(Elsewhere is a peculiar response from composer David Salvage, voluntarily outing himself as a mainstream modernist, to Kyle Gann's — also peculiar, for better or worse — notion of an "absolute presentism" (which, all to Gann's credit is introduced as a rather tentative term in an talk about "The Trouble with Serialism" (here.))
My own response to all of this is
(a) with Schoenberg, as well as with any number of innovative composers, the roadblock for listeners is usually described in technical terms when, actually, the roadblock is style; Schoenberg's tonal practice is not the problem, it's his heightened expressionism that alienates audiences (although, when placed in a suitable context, for example suspense or horror films, even seriously watered-down pseudo- or ersatz-Schoenberg becomes unproblematic) ;
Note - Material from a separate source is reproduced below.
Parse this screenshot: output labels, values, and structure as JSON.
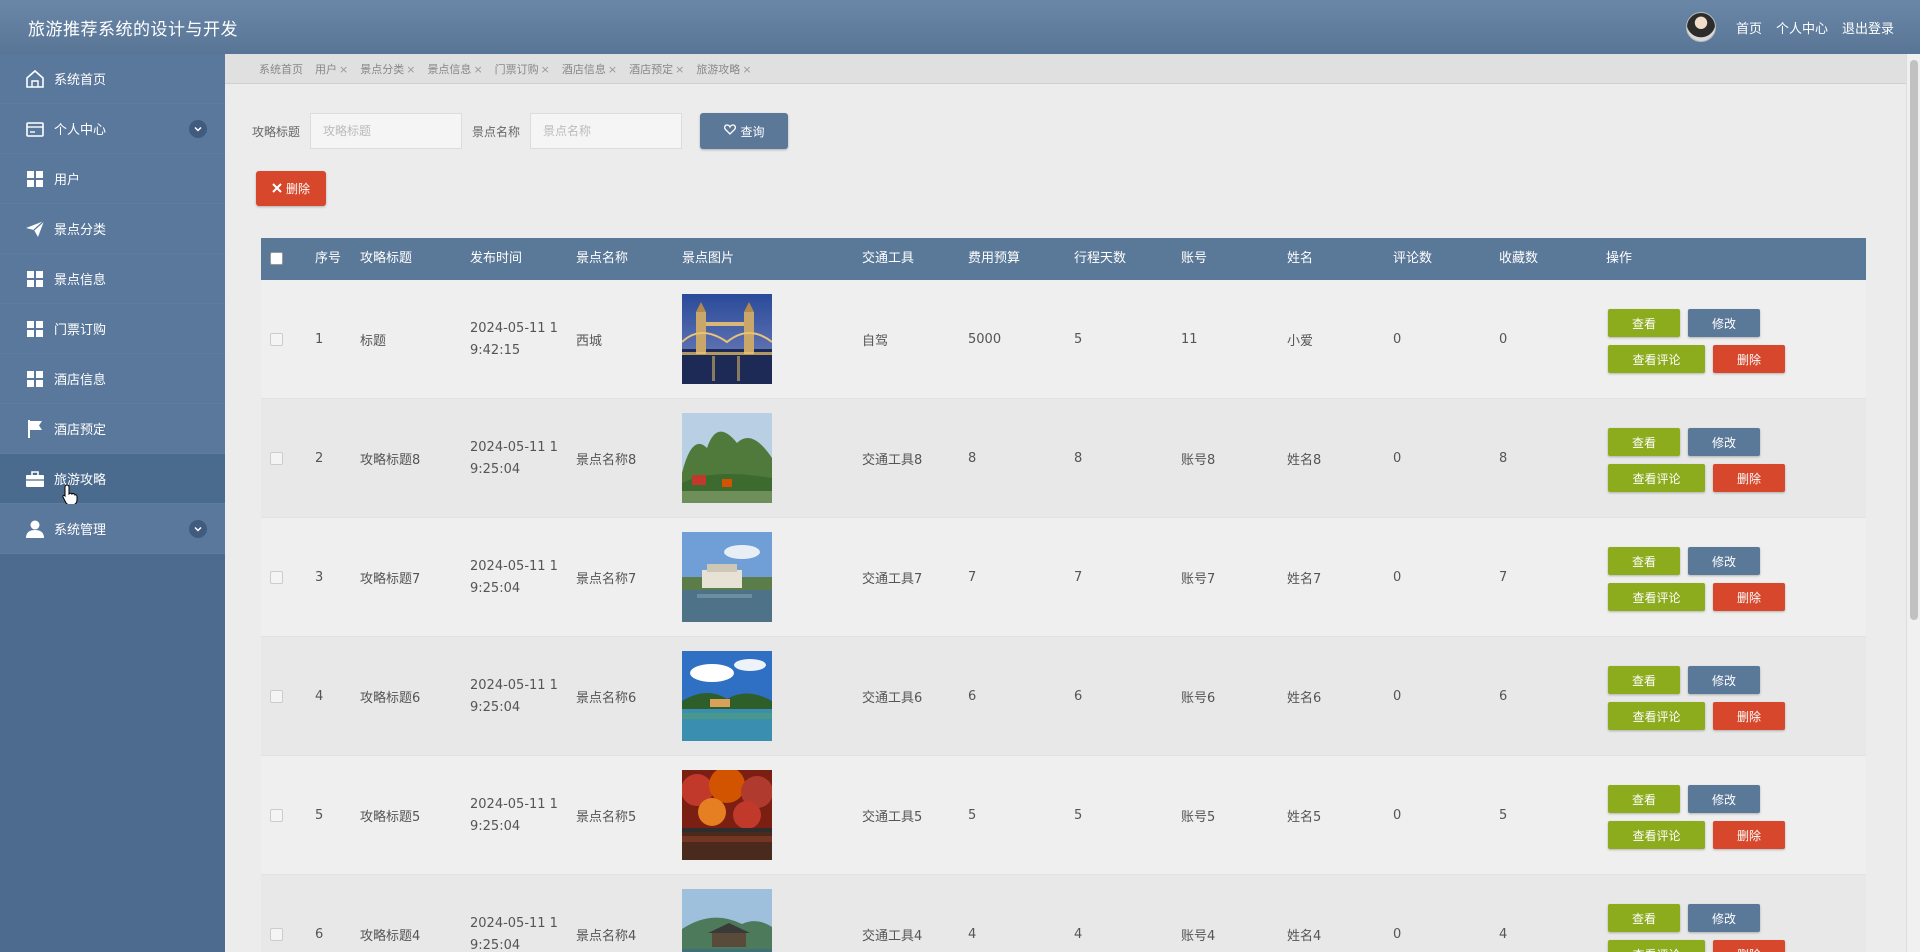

(b) that the really valuable new music (as well as the older music worth renewing our acquaintance) is an optimistic assertion that we can change the way we listen (and, consequently, the way we live, alone or together); the conservative/mainstream/institutionalised school of musical quietude, on the other hand, is ultimately pessimistic, doubting if not denying the possibility that our ears (and, consequently, our persons as individuals or groups) can change.
elsewhere: there is something rather disappointing about the state of the discussion of the aging new music when access to day jobs as College or University teachers has become such a central concern. The discussion elsewhere is between someone comfortably tenured, but still complaining about it, and someone who seems to want nothing other than to become comfortably tenured himself. That's the "mad scramble for crumbs" (Morton Feldman), that's not music.)
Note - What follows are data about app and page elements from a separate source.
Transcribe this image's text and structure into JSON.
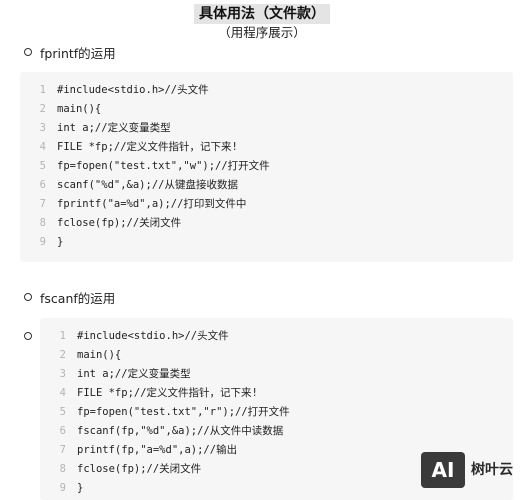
{
  "header": {
    "title": "具体用法（文件款）",
    "subtitle": "（用程序展示）"
  },
  "sections": [
    {
      "heading": "fprintf的运用",
      "code": [
        {
          "n": "1",
          "text": "#include<stdio.h>//头文件"
        },
        {
          "n": "2",
          "text": "main(){"
        },
        {
          "n": "3",
          "text": "int a;//定义变量类型"
        },
        {
          "n": "4",
          "text": "FILE *fp;//定义文件指针，记下来!"
        },
        {
          "n": "5",
          "text": "fp=fopen(\"test.txt\",\"w\");//打开文件"
        },
        {
          "n": "6",
          "text": "scanf(\"%d\",&a);//从键盘接收数据"
        },
        {
          "n": "7",
          "text": "fprintf(\"a=%d\",a);//打印到文件中"
        },
        {
          "n": "8",
          "text": "fclose(fp);//关闭文件"
        },
        {
          "n": "9",
          "text": "}"
        }
      ]
    },
    {
      "heading": "fscanf的运用",
      "code": [
        {
          "n": "1",
          "text": "#include<stdio.h>//头文件"
        },
        {
          "n": "2",
          "text": "main(){"
        },
        {
          "n": "3",
          "text": "int a;//定义变量类型"
        },
        {
          "n": "4",
          "text": "FILE *fp;//定义文件指针，记下来!"
        },
        {
          "n": "5",
          "text": "fp=fopen(\"test.txt\",\"r\");//打开文件"
        },
        {
          "n": "6",
          "text": "fscanf(fp,\"%d\",&a);//从文件中读数据"
        },
        {
          "n": "7",
          "text": "printf(fp,\"a=%d\",a);//输出"
        },
        {
          "n": "8",
          "text": "fclose(fp);//关闭文件"
        },
        {
          "n": "9",
          "text": "}"
        }
      ]
    }
  ],
  "watermark": {
    "badge": "AI",
    "text": "树叶云"
  }
}
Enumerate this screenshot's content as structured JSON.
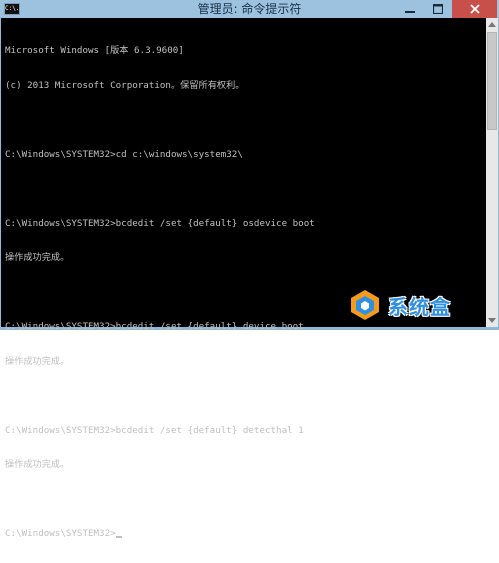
{
  "window": {
    "title": "管理员: 命令提示符",
    "app_icon_text": "C:\\."
  },
  "console": {
    "lines": [
      "Microsoft Windows [版本 6.3.9600]",
      "(c) 2013 Microsoft Corporation。保留所有权利。",
      "",
      "C:\\Windows\\SYSTEM32>cd c:\\windows\\system32\\",
      "",
      "C:\\Windows\\SYSTEM32>bcdedit /set {default} osdevice boot",
      "操作成功完成。",
      "",
      "C:\\Windows\\SYSTEM32>bcdedit /set {default} device boot",
      "操作成功完成。",
      "",
      "C:\\Windows\\SYSTEM32>bcdedit /set {default} detecthal 1",
      "操作成功完成。",
      "",
      "C:\\Windows\\SYSTEM32>"
    ]
  },
  "watermark": {
    "text": "系统盒"
  },
  "colors": {
    "titlebar": "#9cc2df",
    "console_bg": "#000000",
    "console_fg": "#c0c0c0",
    "close_button": "#c7504a",
    "watermark": "#2f8fe0"
  }
}
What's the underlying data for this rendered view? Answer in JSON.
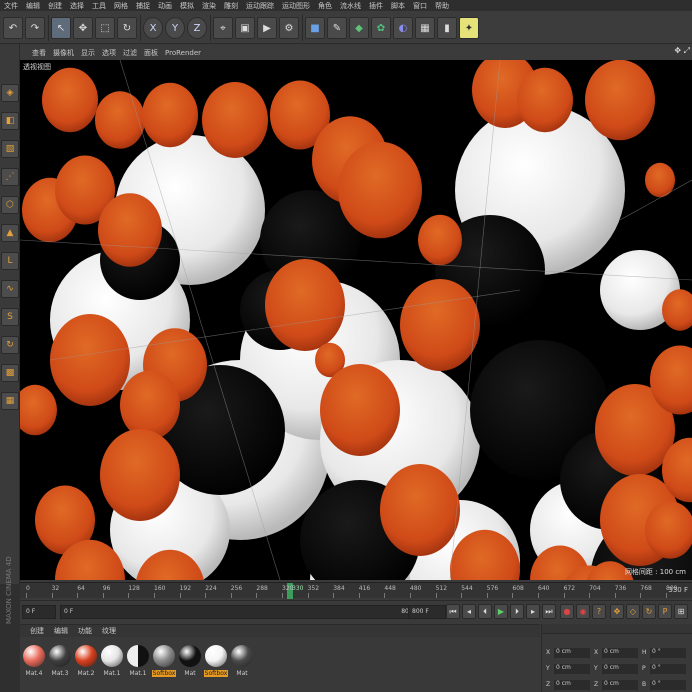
{
  "menu": [
    "文件",
    "编辑",
    "创建",
    "选择",
    "工具",
    "网格",
    "捕捉",
    "动画",
    "模拟",
    "渲染",
    "雕刻",
    "运动跟踪",
    "运动图形",
    "角色",
    "流水线",
    "插件",
    "脚本",
    "窗口",
    "帮助"
  ],
  "toolbar_icons": [
    "undo-icon",
    "redo-icon",
    "cursor-icon",
    "move-icon",
    "scale-icon",
    "rotate-icon",
    "x-axis-icon",
    "y-axis-icon",
    "z-axis-icon",
    "coordinate-system-icon",
    "render-region-icon",
    "render-view-icon",
    "render-settings-icon",
    "cube-icon",
    "pen-icon",
    "subdivision-icon",
    "array-icon",
    "deformer-icon",
    "floor-icon",
    "camera-icon",
    "light-icon"
  ],
  "axis_labels": {
    "x": "X",
    "y": "Y",
    "z": "Z"
  },
  "viewport_menu": [
    "查看",
    "摄像机",
    "显示",
    "选项",
    "过滤",
    "面板",
    "ProRender"
  ],
  "viewport_label": "透视视图",
  "grid_spacing": "网格间距 : 100 cm",
  "timeline": {
    "ticks": [
      "0",
      "32",
      "64",
      "96",
      "128",
      "160",
      "192",
      "224",
      "256",
      "288",
      "320",
      "352",
      "384",
      "416",
      "448",
      "480",
      "512",
      "544",
      "576",
      "608",
      "640",
      "672",
      "704",
      "736",
      "768",
      "800"
    ],
    "current_frame": "330",
    "end_label": "330 F"
  },
  "transport": {
    "start_frame": "0 F",
    "range_start": "0 F",
    "range_end": "800 F",
    "end_frame": "800 F"
  },
  "material_tabs": [
    "创建",
    "编辑",
    "功能",
    "纹理"
  ],
  "materials": [
    {
      "label": "Mat.4",
      "color": "#e86a5a",
      "highlight": false
    },
    {
      "label": "Mat.3",
      "color": "#3e3e3e",
      "highlight": false
    },
    {
      "label": "Mat.2",
      "color": "#d8401e",
      "highlight": false
    },
    {
      "label": "Mat.1",
      "color": "#e6e6e6",
      "highlight": false
    },
    {
      "label": "Mat.1",
      "color": "split",
      "highlight": false
    },
    {
      "label": "Softbox",
      "color": "#8a8a8a",
      "highlight": true
    },
    {
      "label": "Mat",
      "color": "#111111",
      "highlight": false
    },
    {
      "label": "Softbox",
      "color": "#f4f4f4",
      "highlight": true
    },
    {
      "label": "Mat",
      "color": "#4a4a4a",
      "highlight": false
    }
  ],
  "coords": [
    {
      "a": "X",
      "av": "0 cm",
      "b": "X",
      "bv": "0 cm",
      "c": "H",
      "cv": "0 °"
    },
    {
      "a": "Y",
      "av": "0 cm",
      "b": "Y",
      "bv": "0 cm",
      "c": "P",
      "cv": "0 °"
    },
    {
      "a": "Z",
      "av": "0 cm",
      "b": "Z",
      "bv": "0 cm",
      "c": "B",
      "cv": "0 °"
    }
  ],
  "brand_vertical": "MAXON CINEMA 4D",
  "colors": {
    "accent": "#e59a23",
    "playhead": "#3c9c5a",
    "orange_ball": "#d9531f"
  }
}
Jeez, am I relieved that everything went well enough yesterday. I'm just paranoid enough that worry about these things never exactly subsides (pace Gravity's Rainbow, Proverbs for Paranoids 3. If they can get you asking the wrong questions, they don't have to worry about answers.) My expectations for a new administration are limited, and I'm sure that there will be ample disappointment ahead, but if the US is to be governed at all, it is good to have the US be governed by grownups for a change. All of which provides a nice push to sitting down and getting more work done. I'm even looking forward to a trip to California next week, the land that's always been absolutely present, whatever that means...